...
According to regulations.gov, HHS received 10,729 public comments, of which 10,649 have yet to be posted. HHS did post 71 comments that strongly support its proposal or raise related religious concerns. Those positive comments were heavily front-loaded at the start of the comment period; for the first two weeks, all 36 comments that the agency made public supported its position.

Meanwhile, HHS made public just nine critical comments, six of which were included in its final batch of posting. A person with knowledge of HHS' decision said that administrators, facing questions from outside the agency, posted a flurry of last-minute criticism in hopes of making a curated selection of comments appear more balanced.
On a related note, the ACLU is suing on behalf of two more undocumented teens in ICE custody who say the government is preventing them from getting abortions.
posted by zachlipton at 11:35 AM on December 18, 2017 [33 favorites]

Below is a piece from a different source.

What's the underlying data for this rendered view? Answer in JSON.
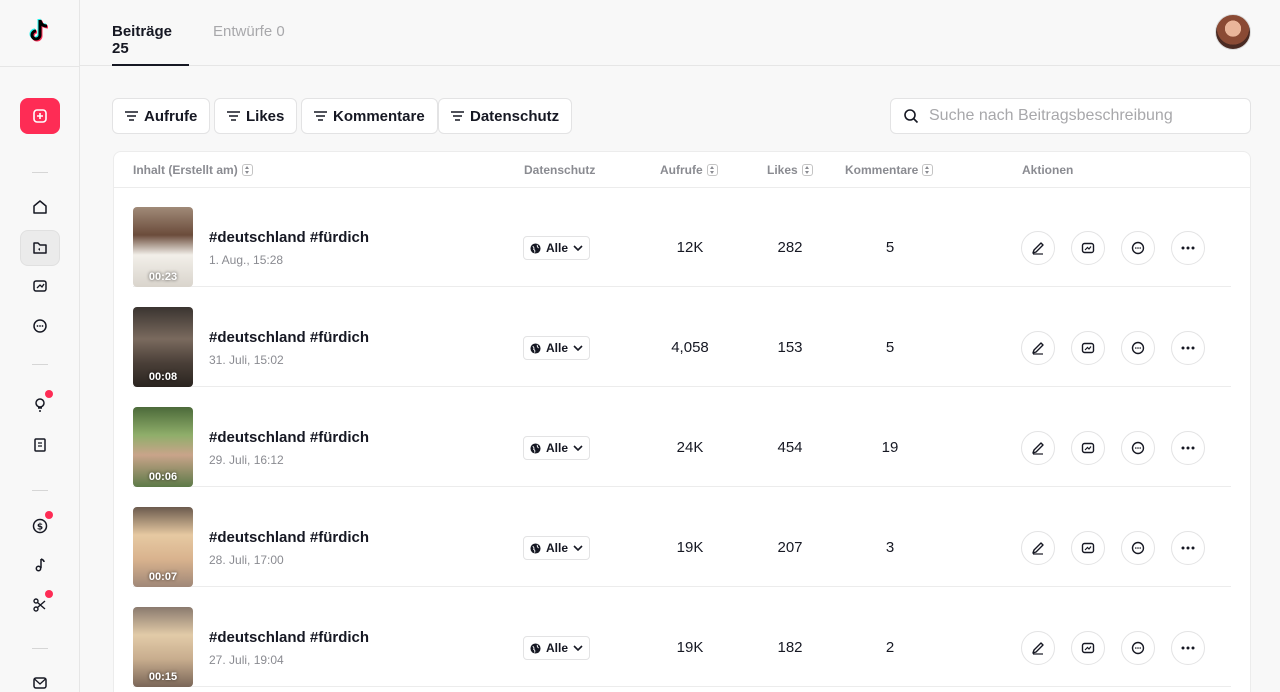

What are the chances Trump doesn't know that the House investigation is a different thing from the Mueller investigation, and that's the reason he's been so direct about things coming to a conclusion by the end of the year? He's going to flip out when January rolls around, his pals in the House have closed up shop, but for some reason people are still talking about Mueller.
posted by odinsdream at 11:36 AM on December 18, 2017 [29 favorites]


@realDonaldTrump: The train accident that just occurred in DuPont, WA shows more than ever why our soon to be submitted infrastructure plan must be approved quickly.

@Philip_Elliott (TIME)
Retweeted Donald J. Trump
The President's budget request on trains was described thusly: "a nearly 13 percent reduction in transportation spending over fiscal 2017 ... and a $630 million reduction in subsidies for long-distance Amtrak routes."

WaPo (May '17): Trump budget slashes federal aid for rail, long-distance Amtrak routes
posted by chris24 at 11:39 AM on December 18, 2017 [68 favorites]


Rep. Trey Gowdy, R-S.C., confirmed to The New York Times that he told California Democrat Jackie Speier, who is also on the committee, that the end of the year offered a "natural boundary" for the panel's work.

At least Republican Senators seem to want to have a political future after 2018.

Trey Gowdy needs to get back to wrestling his underworld empire away from Sofia Falcone.
posted by leotrotsky at 11:45 AM on December 18, 2017 [3 favorites]


When Roy Moore and Donald Trump are the face of your party, and defended by your party...

And on that note about the partisan divide over feminism: when I talked about Roy Moore on my social circles online, the immediate Republican clapback I got was--I shit you not--basically #NotAllRepublicans. Because some Republicans, you see, didn't completely support him.

I'm positive this is going to be the talking point of 2018. I am 100% sure this will become a major media narrative, too, replacing the